One who, by extreme and outrageous conduct and without privilege, causes severe emotional distress to another is subject to liability for such emotional distress, even though no bodily harm may result. However, in order for a plaintiff to prevail in a case for liability under this tort, four elements must be established. It must be shown (1) that the actor intended to inflict emotional distress or that he knew or should have known that emotional distress was the likely result of his conduct, . . ., (2) that the conduct was "extreme and outrageous", was "beyond all possible bounds of decency" and was "utterly intolerable in a civilized community", . . ., (3) that the actions of the defendant were the cause of the plaintiff's distress, . . ., and (4) that the emotional distress sustained by the plaintiff was "severe" and of a nature "that no reasonable man could be expected to endure it."

Restatement (Second) of Torts § 46 (1965) and decisions from several states are cited in that decision in support of the above rule.

*95 We approve the above rule as proper and reasonable, and appellant should have been permitted to fully develop her case. Summary judgment should not have been granted, There were material factual issues in dispute, and even if there had been no material dispute as to facts where the facts permit inconsistent hypotheses to reasonably be drawn and reasonable men might differ, then a motion for summary judgment is not proper. Deltic Farm & Timber Co. v. Manning, Adm'x, 239 Ark. 264, 389 S.W.2d 435 (1965).

The pleadings show a justiciable issue and it was the duty of the court to view the evidence in the discovery depositions in the light most favorable to the appellant in considering the motion for summary judgment. Jones v. Halliburton Co., 240 Ark. 919, 403 S.W.2d 51 (1966).

Reversed and remanded.

PENIX, J., dissents.

PENIX, Judge, dissenting.

I would affirm the granting of the summary judgment by the trial court. I find there to be no material issue of fact.

It is basic in tort law that a plaintiff must prove 1) a duty owed 2) a breach of that duty and 3) damages proximately caused by that breach. Jonesboro Coca-Cola Bottling Co. v. Young, 198 Ark. 1032, 132 S.W.2d 382 (1939).

Even if we adopt the rule outlined in Agis v. Howard Johnson Co., 371 Mass. 140, 355 N.E.2d 315 (1976) and make it applicable in Arkansas, the plaintiff's case could not standshe has suffered no damages. The tort of wrongful discharge, a new cause of action, is nevertheless a tort and must meet the tort test.

Does an employer owe an employee the duty not to fire? In our system of free enterprise does an employee have an automatic intrinsic interest in his or her particular job? All of the actions taken by the employer were agreed to by the employee at time of employment. No one enjoys losing her job, but an employer is not required to retain an unsatisfactory employee, nor is the employer responsible for hurt feelings because of the discharge which was within the employer's right. The employer owed appellant no duty to retain, therefore, how can we say the employer is responsible for the appellant's unhappiness following such discharge.

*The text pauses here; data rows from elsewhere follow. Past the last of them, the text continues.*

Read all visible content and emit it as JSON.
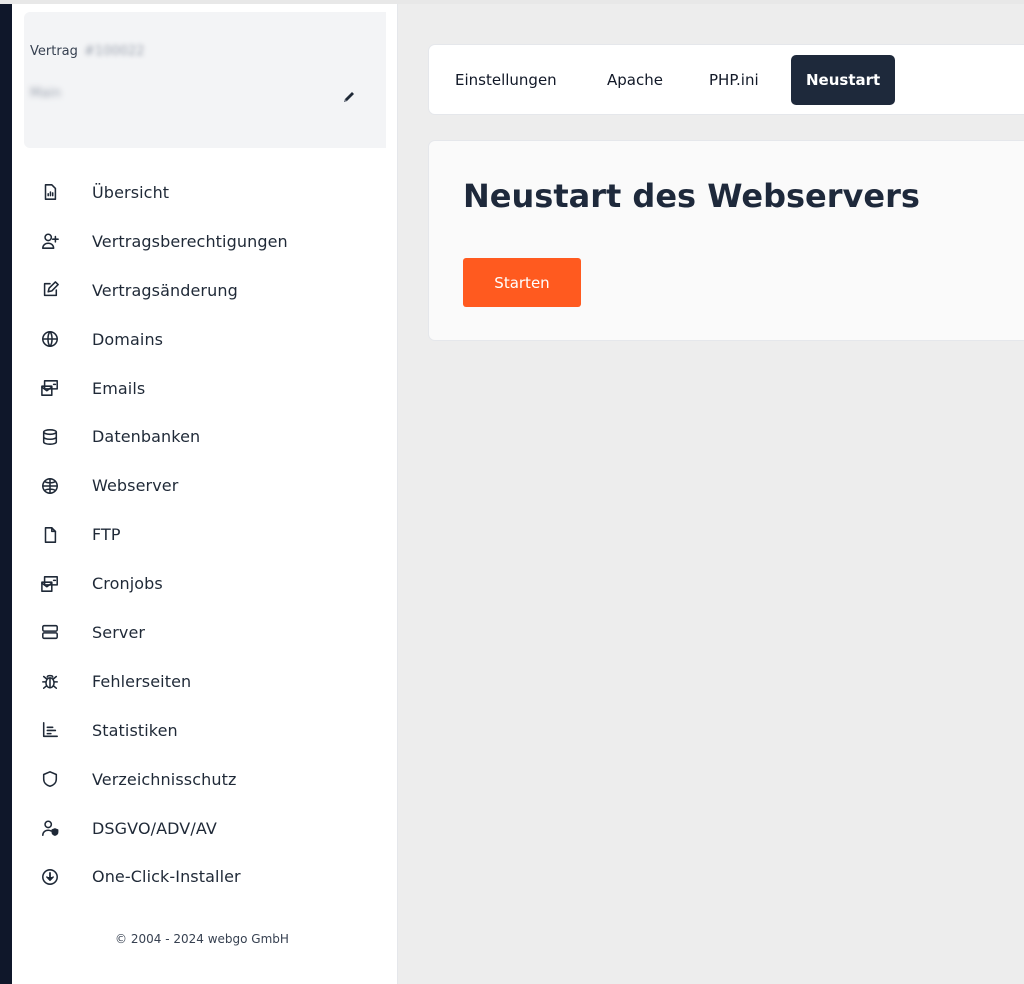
{
  "contract": {
    "label": "Vertrag",
    "id": "#100022",
    "name": "Main"
  },
  "sidebar": {
    "items": [
      {
        "label": "Übersicht",
        "icon": "document-chart-icon"
      },
      {
        "label": "Vertragsberechtigungen",
        "icon": "user-plus-icon"
      },
      {
        "label": "Vertragsänderung",
        "icon": "pencil-square-icon"
      },
      {
        "label": "Domains",
        "icon": "globe-icon"
      },
      {
        "label": "Emails",
        "icon": "mail-inbox-icon"
      },
      {
        "label": "Datenbanken",
        "icon": "database-icon"
      },
      {
        "label": "Webserver",
        "icon": "globe-network-icon"
      },
      {
        "label": "FTP",
        "icon": "file-icon"
      },
      {
        "label": "Cronjobs",
        "icon": "mail-inbox-icon"
      },
      {
        "label": "Server",
        "icon": "server-icon"
      },
      {
        "label": "Fehlerseiten",
        "icon": "bug-icon"
      },
      {
        "label": "Statistiken",
        "icon": "bar-chart-icon"
      },
      {
        "label": "Verzeichnisschutz",
        "icon": "shield-icon"
      },
      {
        "label": "DSGVO/ADV/AV",
        "icon": "user-shield-icon"
      },
      {
        "label": "One-Click-Installer",
        "icon": "download-circle-icon"
      }
    ]
  },
  "copyright": "© 2004 - 2024 webgo GmbH",
  "tabs": [
    {
      "label": "Einstellungen"
    },
    {
      "label": "Apache"
    },
    {
      "label": "PHP.ini"
    },
    {
      "label": "Neustart"
    }
  ],
  "card": {
    "title": "Neustart des Webservers",
    "button_label": "Starten"
  },
  "colors": {
    "accent": "#ff5a1f",
    "active_tab": "#1e293b",
    "main_bg": "#ededed"
  }
}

Where no right has been violated there is no injury for which the law affords compensation. McCoy v. Board of Directors of Plum Bayou Levee District, 95 Ark. 345, 129 S.W. 1097 (1910).

The manner of the discharge may be subject to dispute. This, however, does not require a reversal, for the appellant's testimony reflects no damage nor injury.

Q. Did Jan Highlander ever accuse you of stealing? A. No, she didn't. Q. According to you you don't have any information, MBM or Coleman's or anybody said anything to you about you being suspicioned of taking anything or participating in taking anything as far as you know nobody said anything like that to the unemployment people? A. Not that I know of. Q. . I want to know to your knowledge has anybody at Coleman's ever told anybody else that you had either taken, stolen or participated in stealing or misappropriation of anything? A. Not that I know of. I don't know if I understood that question or not.

The trial judge considered the depositions filed, the arguments of counsel and the applicable law and granted a summary judgment for the appellee. I would affirm the judgment. Therefore, I respectfully dissent.